Setting things straight

9 replies to “Setting things straight”

  1. Yes, Mar is definitly nerdy :D

  2. Pravas

    Can we please see some more nudity? Please?

  3. crobbins

    Umm, steel on steel friction is what is needed for locomotives to move. And "... overcome by simply moving a larger at once." makes no sense at all.

    • Sheela

      "..by simply moving a larger mass at once." was what it was supposed to say, but I forgot to put in the "mass" bit, but I cannot edit it now.

      Basically, moving a 1 ton payload makes no sense if the train itself weighs 20 tonnes. Moving 500 tonnes is better, because then the weight of the train is less of a problem in the overall expense.

      As for steel on steel needed for a train to be a train ... well, not really. The first trains was actually big tractors pulling old wagons. Also, look up Australian road train.

      • crobbins

        "As for steel on steel needed for a train to be a train … well, not really. The first trains was actually big tractors pulling old wagons. Also, look up Australian road train."

        I said friction, which happens to be steel on steel in this instance, is needed lest the iron horse just sits and spins. Railroad engines to this day carry sand reservoirs to INCREASE friction when needed. Whatever your definition of "train" has to be, for an object (including your body) to change locations it needs enough friction to overcome inertia (move.)
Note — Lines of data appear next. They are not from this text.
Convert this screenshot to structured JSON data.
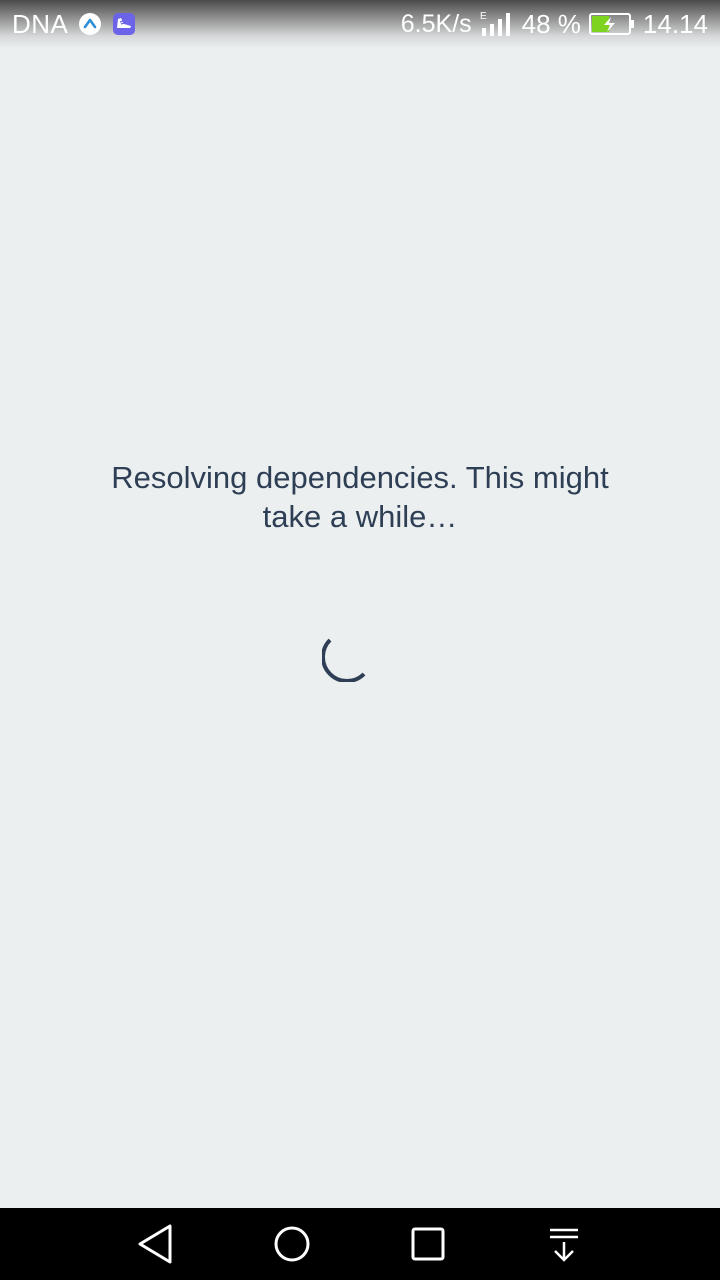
{
  "status_bar": {
    "carrier": "DNA",
    "net_speed": "6.5K/s",
    "network_type": "E",
    "battery_percent": "48 %",
    "battery_level": 0.48,
    "time": "14.14",
    "icons": [
      "app-a-icon",
      "shoe-app-icon",
      "signal-icon",
      "battery-charging-icon"
    ]
  },
  "main": {
    "message": "Resolving dependencies. This might take a while…",
    "accent_color": "#2e3f55",
    "background_color": "#ebeff0"
  },
  "nav_bar": {
    "buttons": [
      "back",
      "home",
      "recents",
      "notifications-pull-down"
    ]
  }
}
        • Sheela

          That is correct, some friction is indeed need in order to make the body move, or even stop.

          However, the steel on steel wheels 'n' track was indeed choosen because of it's low friction to begin with. The reason being that it originated in the british mines where they used horse drawn carts, and thus the less friction, the more payload the horses could move.

          Railroads actually started out as a bunch of wooden planks laid out on the ground, with sheet metal nailed unto them, and cards with wooden wheel that had a metal ring around them. All done in the attempt to lower friction.

          Offcourse, they had problem with them derailing, so they made them into small grooves in the ground so the wheels would self align with the grooves. But that has the problem of dirt and gravel getting in there, increasing the friction.

          So a bright man did the opposite and raised the tracks over the ground, and added a flange to the wheels, so they wouldn't derail.

          Even then, they were only moving one wagon at a time, and they were not exactly what we would consider a modern version of a train.

          Then one of the developers heard of an american that used a steam tractor that pulled many wagons all at the same time, trough swampy areas. He added that to the mining carts, and we ended up with a steamengine in the front, and a bunch of mining carts hinged to eachother, riding on steel wheels running on steel tracks. The engine had a gear that hooked into a toothed track, so it could pull itself up the steep inclines in the mines, thus defying the lack of friction in the steel wheel + steel track combination.

          The main thing is, Steel Wheels on Steel Tracks was chosen because of it's low rolling resistance, it's ability to move heavy loads and it's longitivity.

          It wasn't until later that they ran into the problem of not having enough traction to move the load. Which they geniously solved by pouring sand on the tracks.

  4. Sheela

    Ohhh ... that's a good save there.
    Seems he might have some skills to him.

    And Mar got a date !

    Seems both the characters and the comic itself is having success right now. Speaking of which, Drowemos of Exiern made a post on what he thinks makes a webcomic successful : http://www.exiern.com/?p=973

    As for the nerdiness, the correct conversion would be reciprocating force from the prime mover (feet on pedals) converted into rotational force (bicycle wheel), which in turn becomes a lateral pushing force which moves the bicycle forward (tyre on ground).

    A simpler way would to simply put the feet on the ground and push the bicycle forward, but that has serious limitations on the speed that can be achieved.

    However, the main reason why this works so well is the lowering of the friction of the mass moved across the ground. This is obviously done using wheels, or even better, wheels with ballbearings.

    Interestingly, this is exactly how old steam locomotives worked too, but instead of feet pushing on the lever, a piston did the grunt work. But, being clever as engineers are wont to be, they used metal wheels on metal tracks to lower friction even more, making trains the most efficient way of moving heavy weight from point a to point b. Unfortunately, the trains themselves are pretty heavy too, so a lot of the gains are lost there, but can be overcome by simply moving a larger at once.

    I could continue, but I think this is enough .. for now. :D

    • Inky

      Oh wow! But an explanation like that would probably not sound very natural coming from Mar (and would take too much dialog). I only think it's interesting because it is clever and simple. We push with our legs in a way that is not natural to use for our own displacement. And it's fun.

      Um, I can't compare to really successful comics. You may want to read that same post here, in the context of a forum.

      • Sheela

        No no, we don't use our legs to make displacement, we make movement! Displacement is the kinda stuff you have in the cylinder of a combustion engine!

        But yes, bicycles are neat !

        And tricycles too!
        Like this one ( http://www.go-one.us/Pictures_of_go-one3.html ), which is both cool and efficient, but also rather expensive!